For a business that has a return of 10 percent, each dollar saved is equivalent to $10 in revenue. A simple action that saves $10,000 is the equivalent of a new $100,000 customer who pays on time and doesn’t ask for credit!
Becoming green is an economic imperative for all businesses. To go green is to do the right thing by the economy and at the same time strengthen your business, market share and image.
Traditional operating, recycling and reuse practices have provided some benefit but many of these practices were developed at a time when green was not important and energy was cheap and easily available. Now we need to re-examine these same problems but with the green mindset. It drives us to be creative and think beyond today, to open our minds to ideas that are truly game changers and very attractive from green and economic perspectives.
One New Jersey printing operation has taken the challenge head on. During the past few years the company has swapped out energy burning Metal Halide lamps to power sipping fluorescent lighting, with a payback of under 18 months and a first year energy savings of $30,000. The next step is to replace the newly installed fluorescents with cutting-edge LED, which will further reduce operating expenses and have a quick payback. The firm also implemented an aggressive paper recycling program which cut the amount of trash thrown in a dumpster by 65 percent, significantly reducing waste collection costs and increased its profit stream four-fold.

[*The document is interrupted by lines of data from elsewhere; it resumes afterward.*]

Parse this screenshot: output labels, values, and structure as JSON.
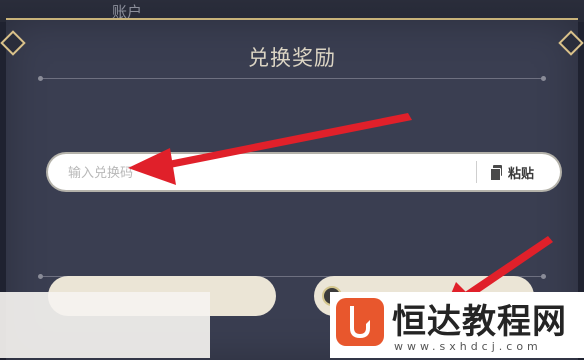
{
  "header": {
    "account_label": "账户"
  },
  "dialog": {
    "title": "兑换奖励"
  },
  "code_input": {
    "value": "",
    "placeholder": "输入兑换码"
  },
  "paste": {
    "label": "粘贴"
  },
  "watermark": {
    "name": "恒达教程网",
    "url": "www.sxhdcj.com"
  },
  "colors": {
    "dialog_bg": "#3a3e51",
    "gold_border": "#c8b27a",
    "arrow": "#e0202a",
    "brand": "#e8572d"
  }
}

Scrap as a revenue center? Yes, we all bundle, bail and pack our waste stream and have found that it can generate income. The challenge comes in trying to maximize the effort without sending the wrong message that increased scrap is good. Here is where creativity comes in. Customer satisfaction, measured by on-time and in full order fulfillment, is paramount. With the business’ guiding principles established the firm can take more aggressive steps to segregate its waste stream, extracting more value and recovering costs. In addition to the environmental benefit of decreasing the amount of material sent to the landfill is the salvage value of the waste not sent to a dumpster.
The next waste stream being evaluated is energy. As an operation expense, energy when examined from a green perspective produces significant environmental and economic benefits. We all know that energy costs have risen sharply over the past 10 years. However, there are practices that have crept into the energy markets that make the costs higher than many realize.

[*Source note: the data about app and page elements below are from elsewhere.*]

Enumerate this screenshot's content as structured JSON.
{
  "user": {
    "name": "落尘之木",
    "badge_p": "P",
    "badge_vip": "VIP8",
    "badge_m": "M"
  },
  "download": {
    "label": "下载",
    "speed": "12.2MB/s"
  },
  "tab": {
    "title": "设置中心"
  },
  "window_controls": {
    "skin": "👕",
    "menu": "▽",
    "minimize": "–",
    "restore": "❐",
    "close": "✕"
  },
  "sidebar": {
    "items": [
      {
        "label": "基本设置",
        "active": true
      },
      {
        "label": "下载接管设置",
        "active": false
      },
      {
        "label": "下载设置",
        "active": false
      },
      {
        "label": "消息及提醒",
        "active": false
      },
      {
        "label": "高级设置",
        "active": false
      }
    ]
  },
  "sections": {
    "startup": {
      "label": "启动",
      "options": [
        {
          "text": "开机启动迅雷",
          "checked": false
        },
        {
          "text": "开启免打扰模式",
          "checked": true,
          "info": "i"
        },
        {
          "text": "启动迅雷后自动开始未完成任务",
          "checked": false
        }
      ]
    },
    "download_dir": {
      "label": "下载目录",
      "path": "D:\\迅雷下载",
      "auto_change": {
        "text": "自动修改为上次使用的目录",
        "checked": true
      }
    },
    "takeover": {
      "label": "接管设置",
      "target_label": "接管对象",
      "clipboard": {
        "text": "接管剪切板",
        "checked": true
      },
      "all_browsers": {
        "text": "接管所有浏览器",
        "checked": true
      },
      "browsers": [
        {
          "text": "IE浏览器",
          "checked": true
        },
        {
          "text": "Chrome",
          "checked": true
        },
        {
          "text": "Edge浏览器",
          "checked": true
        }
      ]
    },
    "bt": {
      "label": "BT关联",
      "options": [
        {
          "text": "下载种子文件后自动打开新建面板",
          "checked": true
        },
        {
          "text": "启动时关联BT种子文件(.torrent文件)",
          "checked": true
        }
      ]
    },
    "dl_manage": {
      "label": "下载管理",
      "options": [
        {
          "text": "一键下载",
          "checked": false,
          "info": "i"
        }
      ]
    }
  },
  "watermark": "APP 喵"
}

Our electric infrastructure has not developed to match the expanding domestic and commercial needs and is under severe pressure from the increasing load. All of the electric utilities have introduced “demand response” practices aimed at getting big users of power to reduce power “on demand” where total demand is exceeding supply. While currently voluntary, participants in demand response receive payments for “being part of the solution, not part of the problem.”
We all know that energy costs have risen significantly over the past 10 years. Introducing an energy efficiency program and on-site energy production model to reduce power consumption not only provides a facility more control over its use of power, it greatly reduces operating costs.

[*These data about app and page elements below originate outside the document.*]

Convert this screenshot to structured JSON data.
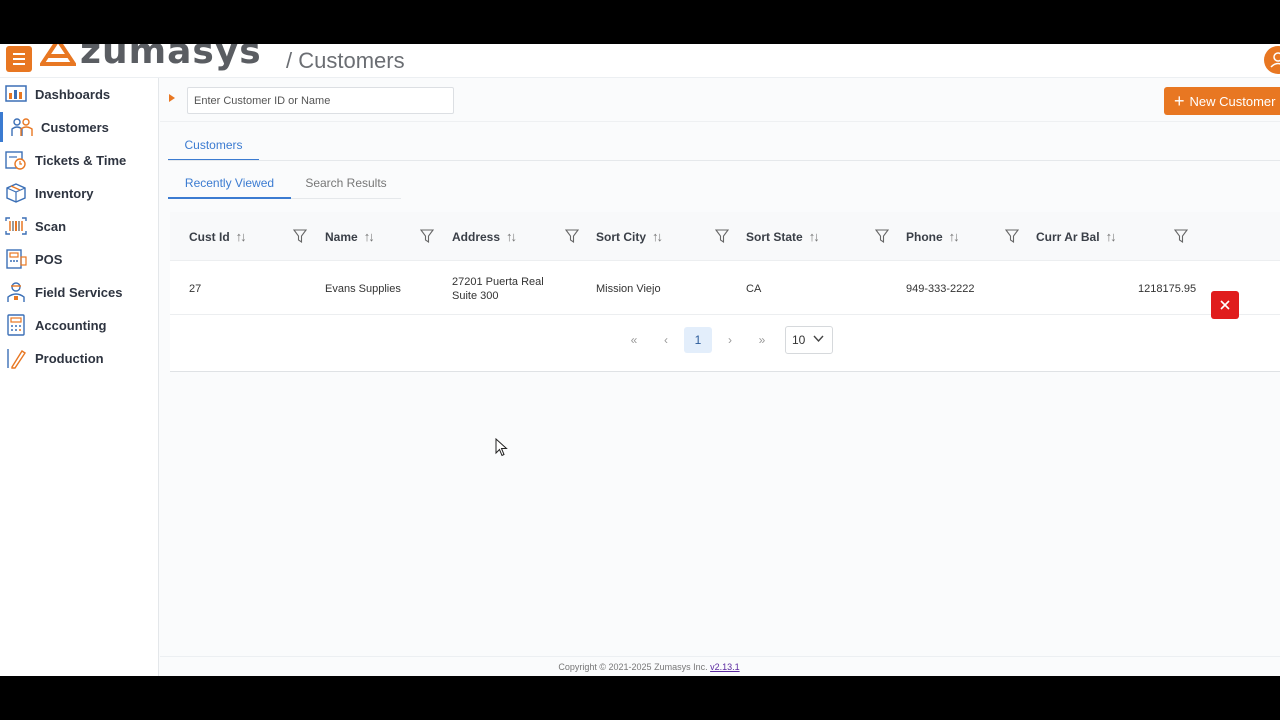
{
  "header": {
    "logo_text": "zumasys",
    "breadcrumb": "/ Customers"
  },
  "sidebar": {
    "items": [
      {
        "label": "Dashboards",
        "icon": "dashboard-icon"
      },
      {
        "label": "Customers",
        "icon": "customers-icon"
      },
      {
        "label": "Tickets & Time",
        "icon": "tickets-icon"
      },
      {
        "label": "Inventory",
        "icon": "inventory-icon"
      },
      {
        "label": "Scan",
        "icon": "barcode-icon"
      },
      {
        "label": "POS",
        "icon": "pos-icon"
      },
      {
        "label": "Field Services",
        "icon": "field-services-icon"
      },
      {
        "label": "Accounting",
        "icon": "accounting-icon"
      },
      {
        "label": "Production",
        "icon": "production-icon"
      }
    ]
  },
  "search": {
    "placeholder": "Enter Customer ID or Name",
    "value": ""
  },
  "toolbar": {
    "new_customer_label": "New Customer"
  },
  "tabs": {
    "main": "Customers",
    "sub": [
      "Recently Viewed",
      "Search Results"
    ]
  },
  "table": {
    "columns": [
      "Cust Id",
      "Name",
      "Address",
      "Sort City",
      "Sort State",
      "Phone",
      "Curr Ar Bal"
    ],
    "rows": [
      {
        "cust_id": "27",
        "name": "Evans Supplies",
        "address_line1": "27201 Puerta Real",
        "address_line2": "Suite 300",
        "city": "Mission Viejo",
        "state": "CA",
        "phone": "949-333-2222",
        "balance": "1218175.95"
      }
    ]
  },
  "pagination": {
    "current_page": "1",
    "page_size": "10"
  },
  "footer": {
    "copyright": "Copyright © 2021-2025 Zumasys Inc.",
    "version": "v2.13.1"
  },
  "colors": {
    "accent": "#e87722",
    "link": "#3b7bd1",
    "danger": "#e01c1c"
  }
}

The right energy partner can help lower utility bills by developing a program that reduces consumption through identifying and implementing energy conservation efforts, providing utility rate management services and renewable energy options. Energy efficiency solutions are generally easily implemented with quick paybacks. Alternate energy solutions tend to be more expensive with longer but still attractive paybacks. Many options exist and most can be sized to optimize the economics of the initial investment.
Leading providers specialize in the design, construction, installation, servicing, monitoring and assist in securing funding for energy conservation and renewable energy systems. Securing their services is designed to help manage current and future energy expenses while making a positive impact on our environment and lowering our dependence on fossil fuels (foreign and domestic).
A Comprehensive Process Will:
* Follow guidelines of Lean Manufacturing, going beyond standard efficiency to recover costs and improve bottom line;
* Be structured and disciplined, based on measurable results;
* Assist in developing and managing a support system from inception to completion of project;
* Deliver return on investment in as little as six months to several years, depending on scope of project.
1. By establishing an efficiency and renewable energy program you will:
a. Reduce your carbon footprint and associated pollution;
b. Stabilize your energy costs today;
c. Reduce our addiction to foreign oil and fossil fuels in
2. Realize energy consumption reduction from 20 to 40 percent.
a. Building envelope analysis;
b. Energy management systems;
c. LED and Induction lighting options;
d. Equipment usage analysis and suggested controls.
3. Utility rate management lowers per unit cost (kWh, BTU) 10 to 15 percent.
4. Renewable energy production yields savings from 20 to 30 percent.
5. Waste management:
a. Efficiently streamlined recycling program to maximize
Half the battle is in understanding your options. We have developed a program, which takes the guesswork out of the process and delivers short and long-term savings. To learn more about our model, realize true savings and embrace “green printing,” visit our site at www.globalNJ.com.